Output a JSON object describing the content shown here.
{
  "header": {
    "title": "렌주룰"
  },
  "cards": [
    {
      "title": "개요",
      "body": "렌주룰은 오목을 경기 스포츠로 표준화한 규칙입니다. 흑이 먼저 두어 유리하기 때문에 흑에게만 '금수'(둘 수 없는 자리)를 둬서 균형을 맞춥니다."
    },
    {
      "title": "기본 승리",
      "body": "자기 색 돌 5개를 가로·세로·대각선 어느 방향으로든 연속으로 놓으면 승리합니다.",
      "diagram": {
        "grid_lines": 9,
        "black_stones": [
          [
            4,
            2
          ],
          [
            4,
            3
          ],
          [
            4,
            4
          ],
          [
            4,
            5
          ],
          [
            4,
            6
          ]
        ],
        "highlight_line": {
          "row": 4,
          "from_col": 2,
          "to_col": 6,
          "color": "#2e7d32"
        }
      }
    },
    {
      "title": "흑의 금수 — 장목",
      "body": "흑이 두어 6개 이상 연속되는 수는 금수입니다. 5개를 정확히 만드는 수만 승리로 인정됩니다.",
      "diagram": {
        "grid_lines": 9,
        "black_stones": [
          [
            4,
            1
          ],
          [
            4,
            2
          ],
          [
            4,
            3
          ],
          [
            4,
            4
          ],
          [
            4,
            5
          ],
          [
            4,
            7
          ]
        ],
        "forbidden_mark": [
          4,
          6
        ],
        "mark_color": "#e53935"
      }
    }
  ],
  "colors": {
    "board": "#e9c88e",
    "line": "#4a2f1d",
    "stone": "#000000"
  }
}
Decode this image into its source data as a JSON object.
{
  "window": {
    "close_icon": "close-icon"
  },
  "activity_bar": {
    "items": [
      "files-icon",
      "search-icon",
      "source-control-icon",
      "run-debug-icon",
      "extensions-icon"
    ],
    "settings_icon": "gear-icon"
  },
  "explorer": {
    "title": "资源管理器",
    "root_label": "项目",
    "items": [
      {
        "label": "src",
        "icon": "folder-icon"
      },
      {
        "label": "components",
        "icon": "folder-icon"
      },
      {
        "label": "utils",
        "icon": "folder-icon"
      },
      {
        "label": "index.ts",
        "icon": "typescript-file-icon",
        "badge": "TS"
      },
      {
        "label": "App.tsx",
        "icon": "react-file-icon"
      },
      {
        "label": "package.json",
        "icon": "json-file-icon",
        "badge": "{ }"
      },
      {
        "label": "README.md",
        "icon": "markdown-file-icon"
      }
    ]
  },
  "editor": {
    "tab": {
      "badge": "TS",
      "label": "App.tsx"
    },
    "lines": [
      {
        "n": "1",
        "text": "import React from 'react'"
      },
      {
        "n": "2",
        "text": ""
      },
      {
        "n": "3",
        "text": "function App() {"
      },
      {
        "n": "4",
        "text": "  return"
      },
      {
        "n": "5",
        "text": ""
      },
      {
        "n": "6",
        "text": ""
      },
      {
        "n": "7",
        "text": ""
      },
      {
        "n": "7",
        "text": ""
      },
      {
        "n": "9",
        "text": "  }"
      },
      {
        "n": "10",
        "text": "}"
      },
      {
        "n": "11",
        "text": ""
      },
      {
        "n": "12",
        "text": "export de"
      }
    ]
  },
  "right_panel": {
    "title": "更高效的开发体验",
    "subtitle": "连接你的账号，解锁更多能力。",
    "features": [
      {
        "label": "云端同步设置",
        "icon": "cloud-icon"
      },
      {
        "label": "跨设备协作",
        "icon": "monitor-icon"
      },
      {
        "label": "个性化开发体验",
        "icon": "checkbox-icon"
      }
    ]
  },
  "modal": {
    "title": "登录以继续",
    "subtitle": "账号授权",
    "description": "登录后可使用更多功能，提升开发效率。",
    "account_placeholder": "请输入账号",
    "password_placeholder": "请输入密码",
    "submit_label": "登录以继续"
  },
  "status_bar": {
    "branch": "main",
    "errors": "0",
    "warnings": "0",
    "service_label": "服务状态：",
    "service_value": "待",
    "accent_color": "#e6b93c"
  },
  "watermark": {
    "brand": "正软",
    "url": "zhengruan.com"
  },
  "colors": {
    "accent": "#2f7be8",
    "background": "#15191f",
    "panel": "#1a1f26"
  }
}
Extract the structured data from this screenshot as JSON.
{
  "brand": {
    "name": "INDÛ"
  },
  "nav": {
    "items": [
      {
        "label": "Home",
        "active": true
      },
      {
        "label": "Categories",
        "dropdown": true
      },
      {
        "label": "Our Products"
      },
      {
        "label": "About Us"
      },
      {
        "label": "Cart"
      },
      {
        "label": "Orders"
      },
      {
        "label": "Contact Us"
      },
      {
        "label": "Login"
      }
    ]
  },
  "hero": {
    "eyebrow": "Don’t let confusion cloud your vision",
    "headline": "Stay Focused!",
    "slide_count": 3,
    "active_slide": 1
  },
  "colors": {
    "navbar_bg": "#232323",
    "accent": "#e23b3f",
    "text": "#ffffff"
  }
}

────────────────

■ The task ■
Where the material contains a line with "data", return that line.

■ Exercise solution ■
Decode this image into its source data as a JSON object.
Extract the structured data from this screenshot as JSON.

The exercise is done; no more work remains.